*Dataset:*
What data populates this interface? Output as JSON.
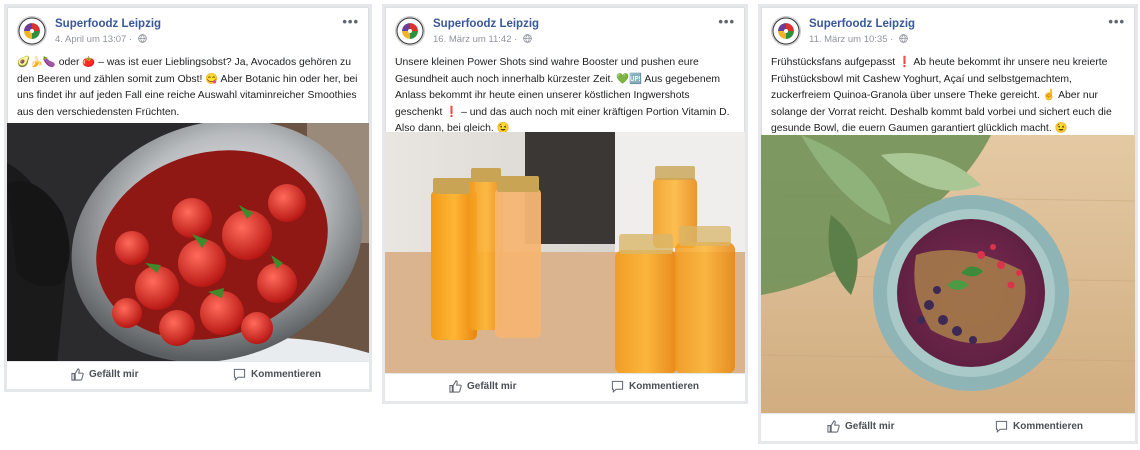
{
  "page_name": "Superfoodz Leipzig",
  "actions": {
    "like_label": "Gefällt mir",
    "comment_label": "Kommentieren"
  },
  "colors": {
    "link_blue": "#385898",
    "meta_grey": "#90949c",
    "action_grey": "#4b4f56"
  },
  "icons": {
    "avatar": "superfoodz-logo-icon",
    "privacy": "globe-icon",
    "menu": "more-options-icon",
    "like": "thumbs-up-icon",
    "comment": "comment-bubble-icon"
  },
  "posts": [
    {
      "timestamp": "4. April um 13:07 ·",
      "text": "🥑🍌🍆 oder 🍅 – was ist euer Lieblingsobst? Ja, Avocados gehören zu den Beeren und zählen somit zum Obst! 😋 Aber Botanic hin oder her, bei uns findet ihr auf jeden Fall eine reiche Auswahl vitaminreicher Smoothies aus den verschiedensten Früchten.",
      "image": "strawberries-in-steel-bowl-photo"
    },
    {
      "timestamp": "16. März um 11:42 ·",
      "text": "Unsere kleinen Power Shots sind wahre Booster und pushen eure Gesundheit auch noch innerhalb kürzester Zeit. 💚🆙 Aus gegebenem Anlass bekommt ihr heute einen unserer köstlichen Ingwershots geschenkt ❗ – und das auch noch mit einer kräftigen Portion Vitamin D. Also dann, bei gleich. 😉",
      "image": "ginger-shot-bottles-photo"
    },
    {
      "timestamp": "11. März um 10:35 ·",
      "text": "Frühstücksfans aufgepasst ❗ Ab heute bekommt ihr unsere neu kreierte Frühstücksbowl mit Cashew Yoghurt, Açaí und selbstgemachtem, zuckerfreiem Quinoa-Granola über unsere Theke gereicht. ☝ Aber nur solange der Vorrat reicht. Deshalb kommt bald vorbei und sichert euch die gesunde Bowl, die euern Gaumen garantiert glücklich macht. 😉",
      "image": "acai-breakfast-bowl-photo"
    }
  ]
}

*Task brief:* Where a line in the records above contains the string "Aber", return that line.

*Answer to this problem:*
      "text": "🥑🍌🍆 oder 🍅 – was ist euer Lieblingsobst? Ja, Avocados gehören zu den Beeren und zählen somit zum Obst! 😋 Aber Botanic hin oder her, bei uns findet ihr auf jeden Fall eine reiche Auswahl vitaminreicher Smoothies aus den verschiedensten Früchten.",
      "text": "Frühstücksfans aufgepasst ❗ Ab heute bekommt ihr unsere neu kreierte Frühstücksbowl mit Cashew Yoghurt, Açaí und selbstgemachtem, zuckerfreiem Quinoa-Granola über unsere Theke gereicht. ☝ Aber nur solange der Vorrat reicht. Deshalb kommt bald vorbei und sichert euch die gesunde Bowl, die euern Gaumen garantiert glücklich macht. 😉",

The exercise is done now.